Attorney General Jeff Sessions went on Fox News Monday night to defend the Trump administration’s “zero tolerance” border policy, which has resulted in nearly 12,000 migrant children being placed in detention centers, a policy that some have compared to Nazi concentration camps.
Sessions explained to Laura Ingraham that these claims are “exaggerations,” because “in Nazi Germany, they were keeping the Jews from leaving the country.”
You can watch the video below:
Jeff Sessions says that Trump's family separation policies are not like Nazi Germany because Nazis "were keeping the Jews from leaving." (via Fox) pic.twitter.com/KDkd3xMPBw

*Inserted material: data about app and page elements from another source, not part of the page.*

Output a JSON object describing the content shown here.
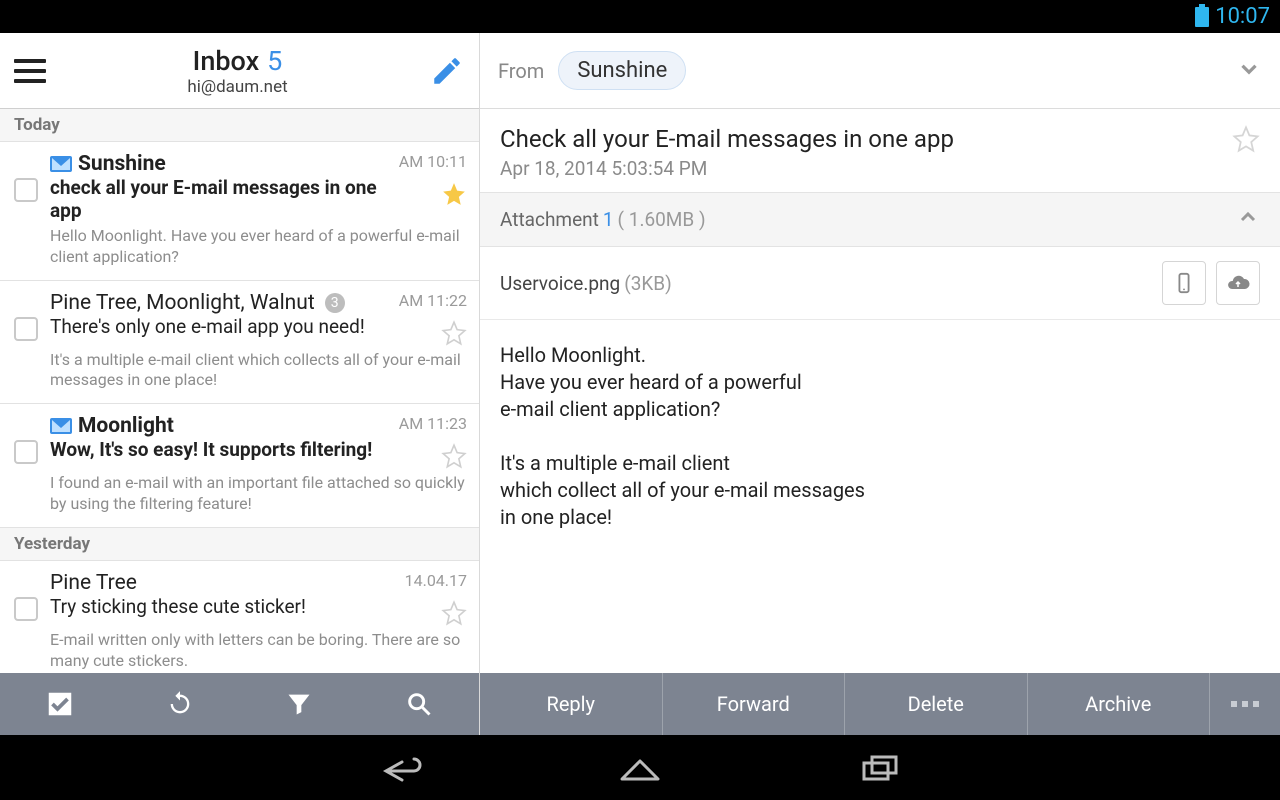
{
  "status": {
    "time": "10:07"
  },
  "left": {
    "title": "Inbox",
    "count": "5",
    "email": "hi@daum.net",
    "sections": [
      {
        "label": "Today"
      },
      {
        "label": "Yesterday"
      }
    ],
    "messages": [
      {
        "sender": "Sunshine",
        "unread": true,
        "time": "AM 10:11",
        "subject": "check all your E-mail messages in one app",
        "snippet": "Hello Moonlight. Have you ever heard of a powerful e-mail client application?",
        "starred": true,
        "badge": ""
      },
      {
        "sender": "Pine Tree, Moonlight, Walnut",
        "unread": false,
        "time": "AM 11:22",
        "subject": "There's only one e-mail app you need!",
        "snippet": "It's a multiple e-mail client which collects all of your e-mail messages in one place!",
        "starred": false,
        "badge": "3"
      },
      {
        "sender": "Moonlight",
        "unread": true,
        "time": "AM 11:23",
        "subject": "Wow, It's so easy! It supports filtering!",
        "snippet": "I found an e-mail with an important file attached so quickly by using the filtering feature!",
        "starred": false,
        "badge": ""
      },
      {
        "sender": "Pine Tree",
        "unread": false,
        "time": "14.04.17",
        "subject": "Try sticking these cute sticker!",
        "snippet": "E-mail written only with letters can be boring. There are so many cute stickers.",
        "starred": false,
        "badge": ""
      }
    ]
  },
  "right": {
    "from_label": "From",
    "from_name": "Sunshine",
    "subject": "Check all your E-mail messages in one app",
    "date": "Apr 18, 2014 5:03:54 PM",
    "attachment": {
      "label": "Attachment",
      "count": "1",
      "size": "( 1.60MB )"
    },
    "files": [
      {
        "name": "Uservoice.png",
        "size": "(3KB)"
      }
    ],
    "body": "Hello Moonlight.\nHave you ever heard of a powerful\ne-mail client application?\n\nIt's a multiple e-mail client\nwhich collect all of your e-mail messages\nin one place!"
  },
  "actions": {
    "reply": "Reply",
    "forward": "Forward",
    "delete": "Delete",
    "archive": "Archive"
  }
}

— Kyle Griffin (@kylegriffin1) June 19, 2018
In Nazi Germany, Jews were initially deported and relocated into ghettos before the Third Reich decided to enact the Final Solution, which resulted in six million Jews getting murdered in German concentration camps.
So the people being held can reunite with their families and leave? Sessions unloads another crock. I call BS!
— Shirley U (@EclecticKnitter) June 19, 2018
Sessions here seems to be implying that the two situations are totally different because his ultimate goal with these migrants is to send them out of the United States, back to where they came from. And that’s his defense.
When you have to defend your policy being compared to Nazism…just sayin'
— Susan Danzen (@LovemanythingsL) June 19, 2018
In some cases, migrant parents were told their children were being taken to bath or shower (sound familiar?) and were never reunited with their kids.
Check your history @JeffSessions_ . It started with mass deportations of jews without german status. Spawned the ineffective 1938 League of Nations Convention on the Status of Refugees coming from Germany
— Paul MacLatchy (@pmaclatchy) June 19, 2018
Children are being kept in large cages, many of which are lit 24/7, rendering sleep impossible. Many kids are sleeping on mats on the floor, and are only allowed outside for 1-2 hours per day.
So the children in cages are free to leave?
— Crobb (@Crobb19) June 19, 2018
Parents and children have described the conditions in the detention centers as “freezing cold” and lacking “good food.”
On Monday, Wikipedia added the detention centers to its list of concentration camps, citing the crowded conditions and abuse children are facing from being separated from their families.